Exercise directions
Write the listing out again, exactly as it reads below.
- - -
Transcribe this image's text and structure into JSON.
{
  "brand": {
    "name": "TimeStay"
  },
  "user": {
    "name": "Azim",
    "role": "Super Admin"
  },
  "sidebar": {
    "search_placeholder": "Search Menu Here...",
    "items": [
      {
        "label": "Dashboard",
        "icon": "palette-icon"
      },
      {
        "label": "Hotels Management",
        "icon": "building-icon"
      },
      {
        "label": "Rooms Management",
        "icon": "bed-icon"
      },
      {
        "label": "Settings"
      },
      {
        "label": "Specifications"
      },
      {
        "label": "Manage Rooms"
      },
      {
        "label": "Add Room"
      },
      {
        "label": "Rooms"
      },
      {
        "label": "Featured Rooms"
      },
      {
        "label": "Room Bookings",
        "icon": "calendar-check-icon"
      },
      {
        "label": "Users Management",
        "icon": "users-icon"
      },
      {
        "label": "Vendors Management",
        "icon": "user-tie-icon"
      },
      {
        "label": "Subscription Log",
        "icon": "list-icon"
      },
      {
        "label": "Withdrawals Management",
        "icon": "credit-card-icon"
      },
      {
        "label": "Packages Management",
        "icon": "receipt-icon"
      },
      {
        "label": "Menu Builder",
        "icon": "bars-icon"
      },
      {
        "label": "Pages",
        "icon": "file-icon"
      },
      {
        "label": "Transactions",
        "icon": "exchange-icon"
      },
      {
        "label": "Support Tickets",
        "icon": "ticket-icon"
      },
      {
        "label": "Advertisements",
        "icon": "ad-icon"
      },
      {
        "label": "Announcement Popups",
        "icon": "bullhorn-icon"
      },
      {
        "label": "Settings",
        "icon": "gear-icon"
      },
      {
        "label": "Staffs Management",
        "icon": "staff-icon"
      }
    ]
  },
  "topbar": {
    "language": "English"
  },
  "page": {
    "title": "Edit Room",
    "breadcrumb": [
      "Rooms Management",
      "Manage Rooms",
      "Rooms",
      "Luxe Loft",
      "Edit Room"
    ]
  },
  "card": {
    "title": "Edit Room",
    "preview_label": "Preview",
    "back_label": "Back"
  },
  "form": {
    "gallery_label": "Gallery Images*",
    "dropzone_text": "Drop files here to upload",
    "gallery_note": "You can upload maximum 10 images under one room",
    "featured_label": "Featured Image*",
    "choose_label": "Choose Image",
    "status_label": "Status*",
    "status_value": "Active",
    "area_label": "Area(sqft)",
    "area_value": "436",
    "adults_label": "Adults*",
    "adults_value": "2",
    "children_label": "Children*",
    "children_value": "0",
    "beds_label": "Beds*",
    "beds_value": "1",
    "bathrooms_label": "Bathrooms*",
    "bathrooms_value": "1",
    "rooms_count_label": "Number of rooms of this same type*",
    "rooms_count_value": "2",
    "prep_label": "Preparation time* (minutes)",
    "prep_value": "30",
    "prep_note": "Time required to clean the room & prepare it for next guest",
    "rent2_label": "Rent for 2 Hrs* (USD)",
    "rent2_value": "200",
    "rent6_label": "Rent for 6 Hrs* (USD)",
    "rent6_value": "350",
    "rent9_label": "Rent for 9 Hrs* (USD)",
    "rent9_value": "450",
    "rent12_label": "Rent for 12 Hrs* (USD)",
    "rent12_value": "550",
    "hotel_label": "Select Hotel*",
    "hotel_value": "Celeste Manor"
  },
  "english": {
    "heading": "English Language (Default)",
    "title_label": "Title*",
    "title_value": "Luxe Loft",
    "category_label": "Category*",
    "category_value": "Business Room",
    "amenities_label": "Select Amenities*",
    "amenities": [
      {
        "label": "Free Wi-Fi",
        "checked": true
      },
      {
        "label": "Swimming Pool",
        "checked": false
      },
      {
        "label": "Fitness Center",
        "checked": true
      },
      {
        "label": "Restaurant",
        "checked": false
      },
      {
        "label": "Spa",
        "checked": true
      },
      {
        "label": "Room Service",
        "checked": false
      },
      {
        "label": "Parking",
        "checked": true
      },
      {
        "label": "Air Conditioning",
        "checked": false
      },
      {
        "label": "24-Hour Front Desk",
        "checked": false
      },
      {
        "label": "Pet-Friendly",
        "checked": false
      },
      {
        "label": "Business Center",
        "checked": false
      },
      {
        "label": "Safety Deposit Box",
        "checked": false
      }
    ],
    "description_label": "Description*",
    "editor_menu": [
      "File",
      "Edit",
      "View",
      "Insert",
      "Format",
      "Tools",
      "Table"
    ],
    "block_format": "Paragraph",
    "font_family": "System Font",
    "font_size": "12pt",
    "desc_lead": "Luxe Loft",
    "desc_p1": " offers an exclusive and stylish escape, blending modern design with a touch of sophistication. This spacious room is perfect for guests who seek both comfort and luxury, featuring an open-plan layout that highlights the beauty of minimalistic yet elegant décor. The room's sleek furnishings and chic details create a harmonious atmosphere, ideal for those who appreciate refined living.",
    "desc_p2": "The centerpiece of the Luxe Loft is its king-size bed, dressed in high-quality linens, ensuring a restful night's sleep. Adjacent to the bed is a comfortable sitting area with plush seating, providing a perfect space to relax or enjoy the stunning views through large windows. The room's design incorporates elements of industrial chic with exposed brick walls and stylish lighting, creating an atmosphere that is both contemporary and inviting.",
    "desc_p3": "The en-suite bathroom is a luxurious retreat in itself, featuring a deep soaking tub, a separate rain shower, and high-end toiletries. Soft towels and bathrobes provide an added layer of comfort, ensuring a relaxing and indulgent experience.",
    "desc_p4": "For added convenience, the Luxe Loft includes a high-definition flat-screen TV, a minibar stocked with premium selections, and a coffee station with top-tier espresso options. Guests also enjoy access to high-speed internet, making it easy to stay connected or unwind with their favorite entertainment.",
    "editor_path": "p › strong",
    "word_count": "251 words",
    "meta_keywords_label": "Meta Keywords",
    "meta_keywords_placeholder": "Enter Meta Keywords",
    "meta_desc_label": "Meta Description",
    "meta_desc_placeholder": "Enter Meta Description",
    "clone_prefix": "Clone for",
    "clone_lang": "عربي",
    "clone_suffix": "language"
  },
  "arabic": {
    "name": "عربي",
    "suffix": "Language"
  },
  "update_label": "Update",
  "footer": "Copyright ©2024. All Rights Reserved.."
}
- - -
Response area
Transcribe this image's text and structure into JSON.
{
  "brand": {
    "name": "TimeStay"
  },
  "user": {
    "name": "Azim",
    "role": "Super Admin"
  },
  "sidebar": {
    "search_placeholder": "Search Menu Here...",
    "items": [
      {
        "label": "Dashboard",
        "icon": "palette-icon"
      },
      {
        "label": "Hotels Management",
        "icon": "building-icon"
      },
      {
        "label": "Rooms Management",
        "icon": "bed-icon"
      },
      {
        "label": "Settings"
      },
      {
        "label": "Specifications"
      },
      {
        "label": "Manage Rooms"
      },
      {
        "label": "Add Room"
      },
      {
        "label": "Rooms"
      },
      {
        "label": "Featured Rooms"
      },
      {
        "label": "Room Bookings",
        "icon": "calendar-check-icon"
      },
      {
        "label": "Users Management",
        "icon": "users-icon"
      },
      {
        "label": "Vendors Management",
        "icon": "user-tie-icon"
      },
      {
        "label": "Subscription Log",
        "icon": "list-icon"
      },
      {
        "label": "Withdrawals Management",
        "icon": "credit-card-icon"
      },
      {
        "label": "Packages Management",
        "icon": "receipt-icon"
      },
      {
        "label": "Menu Builder",
        "icon": "bars-icon"
      },
      {
        "label": "Pages",
        "icon": "file-icon"
      },
      {
        "label": "Transactions",
        "icon": "exchange-icon"
      },
      {
        "label": "Support Tickets",
        "icon": "ticket-icon"
      },
      {
        "label": "Advertisements",
        "icon": "ad-icon"
      },
      {
        "label": "Announcement Popups",
        "icon": "bullhorn-icon"
      },
      {
        "label": "Settings",
        "icon": "gear-icon"
      },
      {
        "label": "Staffs Management",
        "icon": "staff-icon"
      }
    ]
  },
  "topbar": {
    "language": "English"
  },
  "page": {
    "title": "Edit Room",
    "breadcrumb": [
      "Rooms Management",
      "Manage Rooms",
      "Rooms",
      "Luxe Loft",
      "Edit Room"
    ]
  },
  "card": {
    "title": "Edit Room",
    "preview_label": "Preview",
    "back_label": "Back"
  },
  "form": {
    "gallery_label": "Gallery Images*",
    "dropzone_text": "Drop files here to upload",
    "gallery_note": "You can upload maximum 10 images under one room",
    "featured_label": "Featured Image*",
    "choose_label": "Choose Image",
    "status_label": "Status*",
    "status_value": "Active",
    "area_label": "Area(sqft)",
    "area_value": "436",
    "adults_label": "Adults*",
    "adults_value": "2",
    "children_label": "Children*",
    "children_value": "0",
    "beds_label": "Beds*",
    "beds_value": "1",
    "bathrooms_label": "Bathrooms*",
    "bathrooms_value": "1",
    "rooms_count_label": "Number of rooms of this same type*",
    "rooms_count_value": "2",
    "prep_label": "Preparation time* (minutes)",
    "prep_value": "30",
    "prep_note": "Time required to clean the room & prepare it for next guest",
    "rent2_label": "Rent for 2 Hrs* (USD)",
    "rent2_value": "200",
    "rent6_label": "Rent for 6 Hrs* (USD)",
    "rent6_value": "350",
    "rent9_label": "Rent for 9 Hrs* (USD)",
    "rent9_value": "450",
    "rent12_label": "Rent for 12 Hrs* (USD)",
    "rent12_value": "550",
    "hotel_label": "Select Hotel*",
    "hotel_value": "Celeste Manor"
  },
  "english": {
    "heading": "English Language (Default)",
    "title_label": "Title*",
    "title_value": "Luxe Loft",
    "category_label": "Category*",
    "category_value": "Business Room",
    "amenities_label": "Select Amenities*",
    "amenities": [
      {
        "label": "Free Wi-Fi",
        "checked": true
      },
      {
        "label": "Swimming Pool",
        "checked": false
      },
      {
        "label": "Fitness Center",
        "checked": true
      },
      {
        "label": "Restaurant",
        "checked": false
      },
      {
        "label": "Spa",
        "checked": true
      },
      {
        "label": "Room Service",
        "checked": false
      },
      {
        "label": "Parking",
        "checked": true
      },
      {
        "label": "Air Conditioning",
        "checked": false
      },
      {
        "label": "24-Hour Front Desk",
        "checked": false
      },
      {
        "label": "Pet-Friendly",
        "checked": false
      },
      {
        "label": "Business Center",
        "checked": false
      },
      {
        "label": "Safety Deposit Box",
        "checked": false
      }
    ],
    "description_label": "Description*",
    "editor_menu": [
      "File",
      "Edit",
      "View",
      "Insert",
      "Format",
      "Tools",
      "Table"
    ],
    "block_format": "Paragraph",
    "font_family": "System Font",
    "font_size": "12pt",
    "desc_lead": "Luxe Loft",
    "desc_p1": " offers an exclusive and stylish escape, blending modern design with a touch of sophistication. This spacious room is perfect for guests who seek both comfort and luxury, featuring an open-plan layout that highlights the beauty of minimalistic yet elegant décor. The room's sleek furnishings and chic details create a harmonious atmosphere, ideal for those who appreciate refined living.",
    "desc_p2": "The centerpiece of the Luxe Loft is its king-size bed, dressed in high-quality linens, ensuring a restful night's sleep. Adjacent to the bed is a comfortable sitting area with plush seating, providing a perfect space to relax or enjoy the stunning views through large windows. The room's design incorporates elements of industrial chic with exposed brick walls and stylish lighting, creating an atmosphere that is both contemporary and inviting.",
    "desc_p3": "The en-suite bathroom is a luxurious retreat in itself, featuring a deep soaking tub, a separate rain shower, and high-end toiletries. Soft towels and bathrobes provide an added layer of comfort, ensuring a relaxing and indulgent experience.",
    "desc_p4": "For added convenience, the Luxe Loft includes a high-definition flat-screen TV, a minibar stocked with premium selections, and a coffee station with top-tier espresso options. Guests also enjoy access to high-speed internet, making it easy to stay connected or unwind with their favorite entertainment.",
    "editor_path": "p › strong",
    "word_count": "251 words",
    "meta_keywords_label": "Meta Keywords",
    "meta_keywords_placeholder": "Enter Meta Keywords",
    "meta_desc_label": "Meta Description",
    "meta_desc_placeholder": "Enter Meta Description",
    "clone_prefix": "Clone for",
    "clone_lang": "عربي",
    "clone_suffix": "language"
  },
  "arabic": {
    "name": "عربي",
    "suffix": "Language"
  },
  "update_label": "Update",
  "footer": "Copyright ©2024. All Rights Reserved.."
}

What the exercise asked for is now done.